At the time, I thought about doing a post on the cars and started looking into how Mexican VW Beetles made it into the U.S. legally or otherwise, but stuff happens and that post never got written. Now that the Feds are seizing grey market vehicles, it seemed like a good time to return to those Hecho en Mexico Vee Dubs.
Now before anyone accuses me of snitching, creating publicity that might result in these cars’ seizure, by now I’ve spoken to both owners and they’re confident that their cars are 100% legal. Also, it’s not like they’re trying to hide them. The cars were on display at a car show open to the public, and you can be sure that if Homeland Security was concerned about black market Beetles from south of the border, down Mexico way, a vintage Volkswagen show is exactly the place they’d be looking for them.

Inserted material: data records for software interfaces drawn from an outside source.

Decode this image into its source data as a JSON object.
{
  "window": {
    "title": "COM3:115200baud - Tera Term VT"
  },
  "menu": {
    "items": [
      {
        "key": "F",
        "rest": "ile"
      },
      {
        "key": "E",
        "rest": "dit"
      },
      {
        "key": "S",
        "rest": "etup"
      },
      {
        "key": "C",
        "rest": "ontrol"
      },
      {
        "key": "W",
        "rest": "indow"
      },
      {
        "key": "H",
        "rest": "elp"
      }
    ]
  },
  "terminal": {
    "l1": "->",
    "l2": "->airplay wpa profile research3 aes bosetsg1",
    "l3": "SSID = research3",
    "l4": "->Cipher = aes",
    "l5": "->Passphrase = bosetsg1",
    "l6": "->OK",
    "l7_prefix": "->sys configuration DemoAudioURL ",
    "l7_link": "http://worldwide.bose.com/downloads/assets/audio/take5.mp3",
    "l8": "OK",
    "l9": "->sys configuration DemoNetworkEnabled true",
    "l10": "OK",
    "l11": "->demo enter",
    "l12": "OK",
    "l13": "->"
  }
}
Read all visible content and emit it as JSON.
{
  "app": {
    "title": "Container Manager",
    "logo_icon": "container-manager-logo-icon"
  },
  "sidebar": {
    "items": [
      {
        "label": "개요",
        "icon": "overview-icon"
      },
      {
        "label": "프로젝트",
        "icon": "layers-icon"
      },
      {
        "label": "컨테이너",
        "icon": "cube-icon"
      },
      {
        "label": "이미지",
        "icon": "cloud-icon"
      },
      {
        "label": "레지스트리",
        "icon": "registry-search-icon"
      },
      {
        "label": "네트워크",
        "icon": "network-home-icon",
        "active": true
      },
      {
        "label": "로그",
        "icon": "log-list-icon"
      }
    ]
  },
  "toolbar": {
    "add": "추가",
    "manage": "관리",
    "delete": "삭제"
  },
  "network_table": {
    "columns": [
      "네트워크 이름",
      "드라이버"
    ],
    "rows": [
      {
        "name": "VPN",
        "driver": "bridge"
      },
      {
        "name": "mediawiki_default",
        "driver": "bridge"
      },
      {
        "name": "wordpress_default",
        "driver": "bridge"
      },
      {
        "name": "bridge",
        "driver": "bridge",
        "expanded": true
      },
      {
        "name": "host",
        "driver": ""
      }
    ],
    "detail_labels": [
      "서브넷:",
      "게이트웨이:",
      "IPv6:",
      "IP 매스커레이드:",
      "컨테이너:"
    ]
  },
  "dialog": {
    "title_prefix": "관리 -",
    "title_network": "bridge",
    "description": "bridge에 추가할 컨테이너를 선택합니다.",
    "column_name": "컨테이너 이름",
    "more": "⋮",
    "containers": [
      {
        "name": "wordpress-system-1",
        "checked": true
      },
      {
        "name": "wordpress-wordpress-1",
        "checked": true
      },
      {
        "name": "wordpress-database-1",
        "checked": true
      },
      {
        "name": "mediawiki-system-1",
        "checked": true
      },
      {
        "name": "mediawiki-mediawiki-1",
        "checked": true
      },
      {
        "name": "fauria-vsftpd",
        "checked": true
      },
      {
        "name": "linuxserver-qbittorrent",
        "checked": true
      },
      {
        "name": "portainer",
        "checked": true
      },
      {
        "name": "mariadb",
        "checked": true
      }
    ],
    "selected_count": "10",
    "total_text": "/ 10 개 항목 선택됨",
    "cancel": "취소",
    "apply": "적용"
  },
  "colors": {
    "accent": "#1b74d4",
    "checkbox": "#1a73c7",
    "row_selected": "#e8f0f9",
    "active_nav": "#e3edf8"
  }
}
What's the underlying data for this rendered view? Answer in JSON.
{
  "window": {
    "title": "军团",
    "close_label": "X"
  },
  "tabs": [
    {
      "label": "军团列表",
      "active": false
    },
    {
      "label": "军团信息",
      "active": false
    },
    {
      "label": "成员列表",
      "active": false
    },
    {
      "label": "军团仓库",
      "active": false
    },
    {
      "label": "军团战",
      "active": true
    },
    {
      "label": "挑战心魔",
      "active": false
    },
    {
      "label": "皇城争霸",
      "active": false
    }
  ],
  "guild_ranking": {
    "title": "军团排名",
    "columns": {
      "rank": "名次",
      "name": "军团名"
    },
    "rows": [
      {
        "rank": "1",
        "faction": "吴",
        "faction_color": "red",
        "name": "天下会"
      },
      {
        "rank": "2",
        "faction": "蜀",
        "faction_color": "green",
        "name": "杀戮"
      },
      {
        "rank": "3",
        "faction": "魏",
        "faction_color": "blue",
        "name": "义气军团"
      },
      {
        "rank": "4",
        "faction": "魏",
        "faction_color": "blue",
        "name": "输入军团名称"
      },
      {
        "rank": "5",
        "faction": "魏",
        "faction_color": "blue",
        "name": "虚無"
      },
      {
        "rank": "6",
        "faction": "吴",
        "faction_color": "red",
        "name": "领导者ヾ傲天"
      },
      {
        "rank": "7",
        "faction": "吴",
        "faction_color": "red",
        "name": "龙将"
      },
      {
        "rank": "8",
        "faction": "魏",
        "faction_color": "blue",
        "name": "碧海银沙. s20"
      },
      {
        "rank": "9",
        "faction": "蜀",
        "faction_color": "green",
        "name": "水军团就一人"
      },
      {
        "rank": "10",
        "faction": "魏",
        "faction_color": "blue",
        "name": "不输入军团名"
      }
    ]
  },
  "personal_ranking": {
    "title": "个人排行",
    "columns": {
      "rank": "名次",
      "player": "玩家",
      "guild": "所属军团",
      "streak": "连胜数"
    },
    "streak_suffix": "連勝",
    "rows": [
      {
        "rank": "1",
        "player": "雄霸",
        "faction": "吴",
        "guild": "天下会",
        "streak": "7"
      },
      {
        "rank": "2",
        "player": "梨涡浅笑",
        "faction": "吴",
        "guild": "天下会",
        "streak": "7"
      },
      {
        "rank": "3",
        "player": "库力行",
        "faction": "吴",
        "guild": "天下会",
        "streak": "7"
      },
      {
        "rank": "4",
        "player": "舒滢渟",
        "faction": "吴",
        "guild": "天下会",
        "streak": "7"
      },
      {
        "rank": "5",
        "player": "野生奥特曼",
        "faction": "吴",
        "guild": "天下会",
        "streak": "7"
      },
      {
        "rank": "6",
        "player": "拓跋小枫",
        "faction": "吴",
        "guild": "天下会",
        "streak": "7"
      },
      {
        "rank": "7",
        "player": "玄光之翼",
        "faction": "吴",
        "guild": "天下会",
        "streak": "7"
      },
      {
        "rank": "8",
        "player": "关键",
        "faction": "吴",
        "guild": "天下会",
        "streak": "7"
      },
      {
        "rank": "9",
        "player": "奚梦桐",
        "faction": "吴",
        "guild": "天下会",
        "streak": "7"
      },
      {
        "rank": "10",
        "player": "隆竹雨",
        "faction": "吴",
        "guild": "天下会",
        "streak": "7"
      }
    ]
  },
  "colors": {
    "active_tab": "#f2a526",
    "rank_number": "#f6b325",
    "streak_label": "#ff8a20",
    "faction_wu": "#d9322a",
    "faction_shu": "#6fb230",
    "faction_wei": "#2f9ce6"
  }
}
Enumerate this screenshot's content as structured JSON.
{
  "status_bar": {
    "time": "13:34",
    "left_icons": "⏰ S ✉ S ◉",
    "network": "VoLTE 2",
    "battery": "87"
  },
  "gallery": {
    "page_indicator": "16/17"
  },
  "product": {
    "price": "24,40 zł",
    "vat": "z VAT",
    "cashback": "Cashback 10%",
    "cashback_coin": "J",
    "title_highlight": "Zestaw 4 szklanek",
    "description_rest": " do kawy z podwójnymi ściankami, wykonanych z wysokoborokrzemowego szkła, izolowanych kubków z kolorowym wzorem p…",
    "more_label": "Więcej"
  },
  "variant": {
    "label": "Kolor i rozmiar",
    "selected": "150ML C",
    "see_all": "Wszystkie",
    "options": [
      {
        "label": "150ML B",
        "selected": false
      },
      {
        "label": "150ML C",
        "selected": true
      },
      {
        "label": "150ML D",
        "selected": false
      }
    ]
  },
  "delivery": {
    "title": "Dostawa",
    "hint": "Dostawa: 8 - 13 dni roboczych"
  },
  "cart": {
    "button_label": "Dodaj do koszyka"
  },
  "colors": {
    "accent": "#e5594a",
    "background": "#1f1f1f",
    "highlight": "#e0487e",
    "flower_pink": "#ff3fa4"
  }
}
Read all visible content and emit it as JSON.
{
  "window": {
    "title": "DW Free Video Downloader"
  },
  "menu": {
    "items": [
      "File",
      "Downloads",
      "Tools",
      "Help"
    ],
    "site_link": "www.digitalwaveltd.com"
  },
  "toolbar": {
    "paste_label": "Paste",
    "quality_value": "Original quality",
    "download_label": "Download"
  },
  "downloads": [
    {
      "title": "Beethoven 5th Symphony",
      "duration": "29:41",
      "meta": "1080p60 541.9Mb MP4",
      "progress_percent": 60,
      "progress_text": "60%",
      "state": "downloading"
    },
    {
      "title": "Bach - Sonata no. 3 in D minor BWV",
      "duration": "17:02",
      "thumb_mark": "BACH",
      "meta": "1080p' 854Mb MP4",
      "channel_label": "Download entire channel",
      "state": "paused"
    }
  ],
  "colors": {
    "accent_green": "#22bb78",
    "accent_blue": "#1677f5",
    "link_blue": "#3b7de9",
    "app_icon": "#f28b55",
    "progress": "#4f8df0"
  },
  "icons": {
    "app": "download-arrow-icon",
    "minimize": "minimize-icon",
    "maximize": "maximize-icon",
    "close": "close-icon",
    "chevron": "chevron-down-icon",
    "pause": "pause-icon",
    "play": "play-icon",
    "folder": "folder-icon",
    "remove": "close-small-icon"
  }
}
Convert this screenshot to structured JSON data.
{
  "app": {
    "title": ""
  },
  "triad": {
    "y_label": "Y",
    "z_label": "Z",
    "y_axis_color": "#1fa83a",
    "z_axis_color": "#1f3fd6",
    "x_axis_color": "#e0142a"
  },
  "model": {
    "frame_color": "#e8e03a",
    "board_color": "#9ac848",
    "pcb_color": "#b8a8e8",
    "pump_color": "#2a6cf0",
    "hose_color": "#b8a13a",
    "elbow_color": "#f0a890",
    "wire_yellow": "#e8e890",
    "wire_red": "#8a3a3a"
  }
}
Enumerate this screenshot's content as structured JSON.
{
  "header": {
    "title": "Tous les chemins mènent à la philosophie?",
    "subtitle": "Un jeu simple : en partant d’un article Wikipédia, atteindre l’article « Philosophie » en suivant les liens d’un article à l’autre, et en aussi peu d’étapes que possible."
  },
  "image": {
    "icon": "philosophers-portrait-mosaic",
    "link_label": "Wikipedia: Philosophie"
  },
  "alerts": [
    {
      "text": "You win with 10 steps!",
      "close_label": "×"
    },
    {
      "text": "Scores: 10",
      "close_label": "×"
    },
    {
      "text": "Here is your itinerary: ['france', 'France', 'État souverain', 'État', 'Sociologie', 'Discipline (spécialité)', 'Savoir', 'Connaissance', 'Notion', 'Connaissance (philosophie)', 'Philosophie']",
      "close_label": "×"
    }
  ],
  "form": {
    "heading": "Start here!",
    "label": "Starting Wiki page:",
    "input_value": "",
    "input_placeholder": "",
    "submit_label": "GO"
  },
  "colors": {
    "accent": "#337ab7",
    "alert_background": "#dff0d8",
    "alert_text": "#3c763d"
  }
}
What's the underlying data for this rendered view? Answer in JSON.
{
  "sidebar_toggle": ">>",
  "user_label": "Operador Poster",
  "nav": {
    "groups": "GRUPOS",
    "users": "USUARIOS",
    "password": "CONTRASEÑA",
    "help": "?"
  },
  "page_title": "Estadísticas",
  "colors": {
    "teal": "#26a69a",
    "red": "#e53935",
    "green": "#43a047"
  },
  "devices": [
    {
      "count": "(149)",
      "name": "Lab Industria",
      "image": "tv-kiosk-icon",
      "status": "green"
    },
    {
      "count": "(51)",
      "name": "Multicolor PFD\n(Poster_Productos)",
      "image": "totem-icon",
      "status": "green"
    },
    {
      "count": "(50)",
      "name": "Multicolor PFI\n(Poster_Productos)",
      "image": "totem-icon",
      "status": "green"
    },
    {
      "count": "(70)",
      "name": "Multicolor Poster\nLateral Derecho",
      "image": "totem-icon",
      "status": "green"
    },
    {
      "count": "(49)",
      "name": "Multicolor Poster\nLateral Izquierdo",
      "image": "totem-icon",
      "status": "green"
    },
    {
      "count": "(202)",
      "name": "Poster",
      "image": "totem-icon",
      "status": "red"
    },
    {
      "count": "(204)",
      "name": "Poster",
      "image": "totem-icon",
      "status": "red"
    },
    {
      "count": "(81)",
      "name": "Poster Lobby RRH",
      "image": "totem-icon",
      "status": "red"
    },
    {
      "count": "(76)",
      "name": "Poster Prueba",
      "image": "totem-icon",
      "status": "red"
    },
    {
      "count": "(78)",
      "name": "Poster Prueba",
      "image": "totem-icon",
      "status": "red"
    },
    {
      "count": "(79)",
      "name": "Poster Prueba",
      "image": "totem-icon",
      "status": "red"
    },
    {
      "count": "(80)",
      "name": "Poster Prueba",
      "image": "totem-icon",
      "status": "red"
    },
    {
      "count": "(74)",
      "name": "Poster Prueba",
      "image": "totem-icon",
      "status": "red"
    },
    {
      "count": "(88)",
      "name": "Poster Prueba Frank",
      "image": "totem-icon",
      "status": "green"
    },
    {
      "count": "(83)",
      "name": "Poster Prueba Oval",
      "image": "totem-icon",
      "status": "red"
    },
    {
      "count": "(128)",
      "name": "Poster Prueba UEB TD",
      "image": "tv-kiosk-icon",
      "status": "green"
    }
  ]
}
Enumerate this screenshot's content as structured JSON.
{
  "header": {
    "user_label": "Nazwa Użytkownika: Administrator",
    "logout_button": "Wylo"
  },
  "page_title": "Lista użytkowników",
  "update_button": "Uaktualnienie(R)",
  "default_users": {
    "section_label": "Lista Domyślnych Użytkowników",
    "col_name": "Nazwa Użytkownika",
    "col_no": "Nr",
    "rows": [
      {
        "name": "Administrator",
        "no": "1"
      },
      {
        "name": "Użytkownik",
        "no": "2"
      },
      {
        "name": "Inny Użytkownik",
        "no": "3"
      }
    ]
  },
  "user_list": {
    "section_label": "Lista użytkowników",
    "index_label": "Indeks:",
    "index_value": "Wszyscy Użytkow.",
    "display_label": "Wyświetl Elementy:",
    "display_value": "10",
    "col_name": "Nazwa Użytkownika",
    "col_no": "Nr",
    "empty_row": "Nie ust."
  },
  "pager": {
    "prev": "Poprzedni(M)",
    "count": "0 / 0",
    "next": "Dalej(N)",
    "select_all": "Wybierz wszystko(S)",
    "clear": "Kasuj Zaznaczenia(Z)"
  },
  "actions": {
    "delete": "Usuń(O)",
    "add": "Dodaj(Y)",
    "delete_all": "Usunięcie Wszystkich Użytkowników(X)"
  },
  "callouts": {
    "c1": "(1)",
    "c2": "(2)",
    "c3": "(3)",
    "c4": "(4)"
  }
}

According to the owners, both cars are fully Mexican spec, though supposedly only one of them was actually Hecho en Mexico. Patrick, the Dodge salesman who owns the green-blue car, told me that in fact his car was Hecho en Michigan, one of 13 assembled by a shop in Waterford from all new Mexican parts, including swing axles. Think about that for a second or two. It made economic sense for Volkswagen to save a few pesos using swing axles, something U.S. market Beetles abandoned in 1967 if I’m not mistaken. The car is titled not as a Volkswagen, but rather as an assembled vehicle. It has a Mexican spec fuel injected engine with a catalytic converter and an aftermarket air conditioner.
Apparently there were plans to make many more than just a dozen or so Mexican Beetles in Michigan, with talk of a small assembly plant in the Upper Peninsula, but VW’s decision to kill the Beetle finally in 2003 killed those plans as well. It’s not clear if those plans were related to Nostalgia Motorcars, an Arizona company that announced in 2000 that they were going to sell 10,000 brand new classic Beetles made in Mexico, modified to comply with all DOT and EPA standards.
It’s perfectly legal as far as the state of Michigan is concerned since all the requirements of an assembled vehicle title have been met. None of those requirements say anything at all about emissions or safety standards beyond required on-road equipment, typically regarding lights. However, I suppose to be fully compliant with federal regulations, it would have to have some kind of major component that comes from a Beetle that was imported to the U.S. before those regulations applied.
The owner of the silver car had a different story. He’s the second American owner and he said with certainty that the car was assembled in Puebla, Mexico. He wasn’t sure of the details, but he said that the previous owner spent $8,000 beyond the purchase price to get it legally registered in the United States. Some states, I’ve heard that Maine is one of them, are fairly lax in their vehicle registration processes.
If you’d like air-cooled vintage VWs and you’d like to take a gamble on your house getting raided by the Feds, Patrick had a For Sale sign on his car at the Vintage VW Show. I checked with him and it’s still for sale, sort of. Patrick is more of an American car guy so the Beetle isn’t the only car in his collection, but he’s rather fond of it. He says that it’s a ball to drive. The price would have to be right, but if the offer was close enough, he wouldn’t dicker over $100. Give him a call at 258-701-5581 (yes, he gave me permission to post his phone #). For less than the price of a Yaris, you can drive something that will put a smile on your face, even if it doesn’t make the folks at the DOT or EPA happy.
Ronnie Schreiber edits Cars In Depth, a realistic perspective on cars & car culture and the original 3D car site. If you found this post worthwhile, you can get a parallax view at Cars In Depth. If the 3D thing freaks you out, don’t worry, all the photo and video players in use at the site have mono options. Thanks for reading – RJS